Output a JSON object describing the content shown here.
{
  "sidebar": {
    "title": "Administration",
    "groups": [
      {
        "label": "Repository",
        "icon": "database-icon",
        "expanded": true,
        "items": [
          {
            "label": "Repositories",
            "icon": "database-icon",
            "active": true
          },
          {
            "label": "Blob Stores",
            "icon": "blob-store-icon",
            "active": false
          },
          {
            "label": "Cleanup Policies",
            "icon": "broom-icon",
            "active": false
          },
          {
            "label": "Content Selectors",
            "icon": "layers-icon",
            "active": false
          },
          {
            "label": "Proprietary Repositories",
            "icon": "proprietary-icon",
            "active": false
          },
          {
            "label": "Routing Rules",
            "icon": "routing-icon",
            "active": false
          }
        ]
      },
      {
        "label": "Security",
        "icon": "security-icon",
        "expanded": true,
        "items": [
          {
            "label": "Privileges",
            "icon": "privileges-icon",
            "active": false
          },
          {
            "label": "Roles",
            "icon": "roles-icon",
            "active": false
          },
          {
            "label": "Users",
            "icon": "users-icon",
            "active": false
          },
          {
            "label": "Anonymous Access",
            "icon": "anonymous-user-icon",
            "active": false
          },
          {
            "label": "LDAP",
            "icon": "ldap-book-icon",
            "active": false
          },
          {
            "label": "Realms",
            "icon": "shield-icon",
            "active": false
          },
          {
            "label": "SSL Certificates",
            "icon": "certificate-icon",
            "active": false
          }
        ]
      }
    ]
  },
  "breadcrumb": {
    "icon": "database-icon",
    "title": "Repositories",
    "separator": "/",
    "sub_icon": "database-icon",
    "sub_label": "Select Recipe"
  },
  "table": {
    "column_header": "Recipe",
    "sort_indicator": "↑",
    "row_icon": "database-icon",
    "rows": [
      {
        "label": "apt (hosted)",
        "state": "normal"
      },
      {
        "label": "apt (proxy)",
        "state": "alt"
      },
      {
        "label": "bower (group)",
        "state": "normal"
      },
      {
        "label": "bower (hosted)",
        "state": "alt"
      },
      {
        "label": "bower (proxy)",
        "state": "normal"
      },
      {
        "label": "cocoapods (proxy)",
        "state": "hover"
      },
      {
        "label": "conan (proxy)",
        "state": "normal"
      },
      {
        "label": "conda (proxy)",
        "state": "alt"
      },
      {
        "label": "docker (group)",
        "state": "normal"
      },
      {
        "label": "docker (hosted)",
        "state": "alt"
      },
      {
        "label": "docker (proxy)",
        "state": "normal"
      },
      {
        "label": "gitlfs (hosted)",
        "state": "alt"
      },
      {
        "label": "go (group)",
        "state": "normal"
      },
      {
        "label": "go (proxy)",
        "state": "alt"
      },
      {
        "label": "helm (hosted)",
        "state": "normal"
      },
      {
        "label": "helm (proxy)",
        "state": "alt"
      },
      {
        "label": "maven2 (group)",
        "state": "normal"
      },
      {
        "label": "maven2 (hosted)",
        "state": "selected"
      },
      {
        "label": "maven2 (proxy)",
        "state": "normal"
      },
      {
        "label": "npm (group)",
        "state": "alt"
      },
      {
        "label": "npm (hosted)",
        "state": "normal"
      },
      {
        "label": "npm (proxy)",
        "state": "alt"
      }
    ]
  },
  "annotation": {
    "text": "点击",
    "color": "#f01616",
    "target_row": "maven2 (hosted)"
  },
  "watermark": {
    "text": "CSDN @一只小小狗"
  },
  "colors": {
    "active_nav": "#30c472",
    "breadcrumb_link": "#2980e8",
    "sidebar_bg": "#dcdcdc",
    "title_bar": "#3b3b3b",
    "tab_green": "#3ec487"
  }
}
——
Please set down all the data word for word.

=== TASK SOLUTION ===
Output a JSON object describing the content shown here.
{
  "sidebar": {
    "title": "Administration",
    "groups": [
      {
        "label": "Repository",
        "icon": "database-icon",
        "expanded": true,
        "items": [
          {
            "label": "Repositories",
            "icon": "database-icon",
            "active": true
          },
          {
            "label": "Blob Stores",
            "icon": "blob-store-icon",
            "active": false
          },
          {
            "label": "Cleanup Policies",
            "icon": "broom-icon",
            "active": false
          },
          {
            "label": "Content Selectors",
            "icon": "layers-icon",
            "active": false
          },
          {
            "label": "Proprietary Repositories",
            "icon": "proprietary-icon",
            "active": false
          },
          {
            "label": "Routing Rules",
            "icon": "routing-icon",
            "active": false
          }
        ]
      },
      {
        "label": "Security",
        "icon": "security-icon",
        "expanded": true,
        "items": [
          {
            "label": "Privileges",
            "icon": "privileges-icon",
            "active": false
          },
          {
            "label": "Roles",
            "icon": "roles-icon",
            "active": false
          },
          {
            "label": "Users",
            "icon": "users-icon",
            "active": false
          },
          {
            "label": "Anonymous Access",
            "icon": "anonymous-user-icon",
            "active": false
          },
          {
            "label": "LDAP",
            "icon": "ldap-book-icon",
            "active": false
          },
          {
            "label": "Realms",
            "icon": "shield-icon",
            "active": false
          },
          {
            "label": "SSL Certificates",
            "icon": "certificate-icon",
            "active": false
          }
        ]
      }
    ]
  },
  "breadcrumb": {
    "icon": "database-icon",
    "title": "Repositories",
    "separator": "/",
    "sub_icon": "database-icon",
    "sub_label": "Select Recipe"
  },
  "table": {
    "column_header": "Recipe",
    "sort_indicator": "↑",
    "row_icon": "database-icon",
    "rows": [
      {
        "label": "apt (hosted)",
        "state": "normal"
      },
      {
        "label": "apt (proxy)",
        "state": "alt"
      },
      {
        "label": "bower (group)",
        "state": "normal"
      },
      {
        "label": "bower (hosted)",
        "state": "alt"
      },
      {
        "label": "bower (proxy)",
        "state": "normal"
      },
      {
        "label": "cocoapods (proxy)",
        "state": "hover"
      },
      {
        "label": "conan (proxy)",
        "state": "normal"
      },
      {
        "label": "conda (proxy)",
        "state": "alt"
      },
      {
        "label": "docker (group)",
        "state": "normal"
      },
      {
        "label": "docker (hosted)",
        "state": "alt"
      },
      {
        "label": "docker (proxy)",
        "state": "normal"
      },
      {
        "label": "gitlfs (hosted)",
        "state": "alt"
      },
      {
        "label": "go (group)",
        "state": "normal"
      },
      {
        "label": "go (proxy)",
        "state": "alt"
      },
      {
        "label": "helm (hosted)",
        "state": "normal"
      },
      {
        "label": "helm (proxy)",
        "state": "alt"
      },
      {
        "label": "maven2 (group)",
        "state": "normal"
      },
      {
        "label": "maven2 (hosted)",
        "state": "selected"
      },
      {
        "label": "maven2 (proxy)",
        "state": "normal"
      },
      {
        "label": "npm (group)",
        "state": "alt"
      },
      {
        "label": "npm (hosted)",
        "state": "normal"
      },
      {
        "label": "npm (proxy)",
        "state": "alt"
      }
    ]
  },
  "annotation": {
    "text": "点击",
    "color": "#f01616",
    "target_row": "maven2 (hosted)"
  },
  "watermark": {
    "text": "CSDN @一只小小狗"
  },
  "colors": {
    "active_nav": "#30c472",
    "breadcrumb_link": "#2980e8",
    "sidebar_bg": "#dcdcdc",
    "title_bar": "#3b3b3b",
    "tab_green": "#3ec487"
  }
}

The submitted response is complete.